Teeth grinding while sleeping
“Teeth grinding at night happens when we experience ‘micro-arousals’ wherein our nervous system is activated during the night. It can also occur because of lifestyle factors like caffeine and alcohol consumption, and it has been linked to certain medications as well. But two of the strongest predictors of teeth grinding are anxiety and stress. In fact, we saw a significant increase in teeth grinding during the pandemic, as people’s stress levels increased. And, because it is linked to disrupted sleep, if you are grinding your teeth at night, you are also more likely to experience other sleep disorders like sleepwalking and sleep apnea,” says Dr Nicola Cann, sleep psychologist, Singapore Psychological Society, Singapore.
“If teeth grinding occurs during sleep, it might go unnoticed. Sometimes people who sleep in the same room are the ones who address this issue by informing the individual about this habit,” points out Dr Mohan.
Signs of bruxism
- Attrition, a condition when the teeth are chipped, flattened or short.
- Deeper layers of the teeth are exposed due to wearing out of tooth enamel leading to tooth pain or sensitivity.
- Soreness of the jaw and pain while closing or opening the mouth.
- Earache and headache.
- Sleep disturbance.
Being aware that you are developing a habit of teeth grinding itself can be the first step to overcoming this condition. Dr Cann says, “If you have experienced a stressful event or have started a new medication, teeth grinding might be temporary.” But Dr Cann says that if the teeth grinding persists there are a few things one can do to address it.
- Mouth guard for teeth grinding: This is a non-surgical method used to separate teeth to avoid tooth damage. This guard is customised to fit the lower or upper teeth.
- If teeth grinding leads to difficulty in chewing, the tooth surface is reshaped by filing the tooth or placing a crown on the tooth.
- Stress management or anxiety management strategies such as counselling and meditation will help.
- In severe conditions muscle relaxants are prescribed for a short duration to avoid jaw pain.
- If teeth grinding is due to physical factors such as sleep apnea, then it should be treated to improve sleep bruxism.
Teeth grinding in children
According to experts, finding the root cause of teeth grinding/clenching in children is essential.
Dr Kaneez Fatima Merchant, consultant clinical child psychologist, Mumbai, says that teeth grinding could be because of anxiety or fear. “Other symptoms appear along with teeth grinding, such as bed-wetting, fevers at night and disturbance in sleep. But not all cases of teeth grinding are psychological. The root cause of teeth grinding is found by several sessions of counselling,” she adds.

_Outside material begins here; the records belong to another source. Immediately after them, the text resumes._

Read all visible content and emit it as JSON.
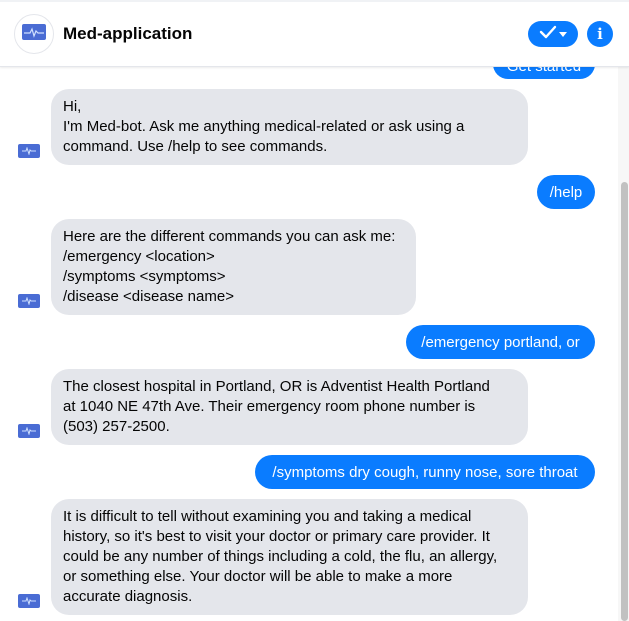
{
  "app": {
    "title": "Med-application",
    "icons": {
      "logo": "heartbeat-monitor-icon",
      "check": "checkmark-icon",
      "info": "info-icon"
    },
    "info_glyph": "i"
  },
  "colors": {
    "user_bubble": "#0a7cff",
    "bot_bubble": "#e4e6eb",
    "accent": "#0a7cff"
  },
  "messages": [
    {
      "sender": "user",
      "text": "Get started",
      "partial": true
    },
    {
      "sender": "bot",
      "text": "Hi,\nI'm Med-bot. Ask me anything medical-related or ask using a\ncommand. Use /help to see commands."
    },
    {
      "sender": "user",
      "text": "/help"
    },
    {
      "sender": "bot",
      "text": "Here are the different commands you can ask me:\n/emergency <location>\n/symptoms <symptoms>\n/disease <disease name>"
    },
    {
      "sender": "user",
      "text": "/emergency portland, or"
    },
    {
      "sender": "bot",
      "text": "The closest hospital in Portland, OR is Adventist Health Portland\nat 1040 NE 47th Ave. Their emergency room phone number is\n(503) 257-2500."
    },
    {
      "sender": "user",
      "text": "/symptoms dry cough, runny nose, sore throat"
    },
    {
      "sender": "bot",
      "text": "It is difficult to tell without examining you and taking a medical\nhistory, so it's best to visit your doctor or primary care provider. It\ncould be any number of things including a cold, the flu, an allergy,\nor something else. Your doctor will be able to make a more\naccurate diagnosis."
    }
  ]
}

Therapies such as ‘play therapy’ (engaging kids with toys) are conducted to resolve these symptoms. It is important to provide counselling to parents as well, to help the child sleep better, says Dr Merchant.
When to consult a doctor
Being aware of bruxism but not being able to control it, is a sign to reach out to the doctor for help, say experts.
“If you are looking after yourself but you are still grinding your teeth, it is stress related, and it could be time to contact a psychologist. They can help you to manage your stress better, which should fix the teeth grinding. In the meantime, you can also talk to your dentist about mouth guards, which can protect your teeth against wear from long-term teeth grinding,” says Dr Cann.
Bruxism is the habit of clenching teeth and it causes shortening of the teeth or ‘attrition’ leading to tooth pain, jaw pain, sensitivity, sleep disturbance, earache and headache. Bruxism can be managed by using a mouth guard and muscle relaxants. If the cause is psychological, stress management can help manage bruxism. Importantly sleep hygiene should be followed.